By G. Jeffrey MacDonald
As a volunteer disaster chaplain in New York City, Fr. Joe Parrish is always ready to help those reeling from devastating losses to find their footing and take first steps after a fire, flood, or gas explosion.
This week, however, he’s gearing up in his clerical collar and official green vest to help those who might find exactly what they came for: a close encounter with Pope Francis. Some might have trouble functioning and need a stable presence to keep them safe.
“People are generally just overcome with emotion because they just saw the pope,” the Rev. Parrish said. “I can imagine all kinds of scenarios.”
As usual, this retired priest from the Diocese of New Jersey has no idea where he will be until he’s needed. Even the pope’s exact route has been a tightly guarded secret for security reasons.
When Parrish gets the nod, it might be to the United Nations, where public fanfare and strong emotions are sure to surround the pope’s morning address to the world. Or he could be summoned to Central Park, where Francis will process at 5 p.m., or inside Madison Square Garden, where he’ll celebrate Mass an hour later. Fr. Parrish will go to wherever he is needed.
Should Parrish find someone distraught or rendered immobile by the moment, his plan will be to help them return to a state in which they can make wise decisions and avoid the danger that comes with being out of one’s head. He might pray with the person, but it’s not likely.
“We actually rarely pray with people,” Parrish said. “People pray when they’re calm and collected or have a specific point of concern or issue. Generally when people are overcome, they just sort of — they shut down. They don’t know what to do. And they’re not safe, not to themselves or anybody else, if they’re standing at the corner of 5th Avenue and 110th Street and they can’t move.”
Providing help in these moments becomes a matter of calmly guiding a person, step by step from overwhelmed to coping. It involves being a pastoral presence when no one else is there to do it.
In the wake of disaster, for instance, other priests say a Mass to grieve the dead, Parrish said. They’re trained to lead a service, but not necessarily to be present with people. That’s where Parrish comes in.
“I’m the religious person who helps care for the family and also fends off the TV crews,” Parrish said with a chuckle. “It’s kind of an odd ministry.”
For Parrish, chaplaincy provides a way in retirement to represent Christ and his church in the world. He’s been a chaplain to detained, undocumented immigrants at the Elizabeth Contract Detention Center in New Jersey since his days as a parish priest at St. John’s Church in Elizabeth, where he served for 24 years.
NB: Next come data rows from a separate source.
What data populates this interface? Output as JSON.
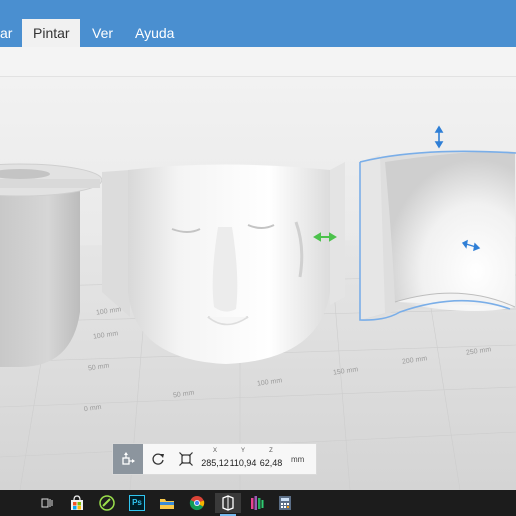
{
  "menu": {
    "items": [
      {
        "label": "ar"
      },
      {
        "label": "Pintar",
        "active": true
      },
      {
        "label": "Ver"
      },
      {
        "label": "Ayuda"
      }
    ]
  },
  "viewport": {
    "axis_labels": [
      "100 mm",
      "100 mm",
      "50 mm",
      "0 mm",
      "50 mm",
      "100 mm",
      "150 mm",
      "200 mm",
      "250 mm"
    ],
    "selection_color": "#7aaee8",
    "handle_color": "#2f7fd6",
    "move_handle_color": "#4cc24c"
  },
  "transform": {
    "tools": [
      "move-tool-icon",
      "rotate-icon",
      "scale-icon"
    ],
    "x_label": "X",
    "x_value": "285,12",
    "y_label": "Y",
    "y_value": "110,94",
    "z_label": "Z",
    "z_value": "62,48",
    "unit": "mm"
  },
  "taskbar": {
    "icons": [
      "task-view-icon",
      "store-icon",
      "app-green-icon",
      "photoshop-icon",
      "file-explorer-icon",
      "chrome-icon",
      "3d-builder-icon",
      "media-app-icon",
      "calculator-icon"
    ],
    "photoshop_text": "Ps"
  }
}
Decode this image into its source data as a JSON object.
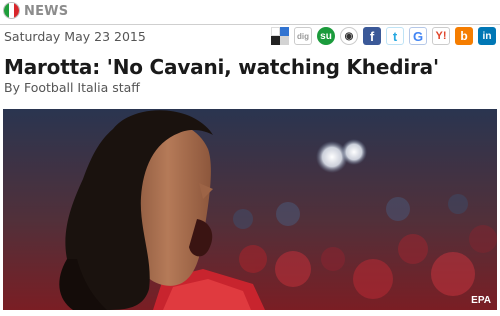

Though he retired from congregational ministry two years ago, he still takes a few disaster chaplaincy assignments every month. He lives in Manhattan and finds his city of 8.4 million can almost always use his help.
When this week’s opportunity came up, he needed no convincing. Being on scene for the pope’s visit is exciting even for the chaplain, who discerns in the pope a powerful presence. He expects chaplains of every denomination feel the same way and will turn out to be near him.
“Spiritual moments are kind of our specialty,” Parrish said.
Image of Fr. Joe Parrish by Julia Hanna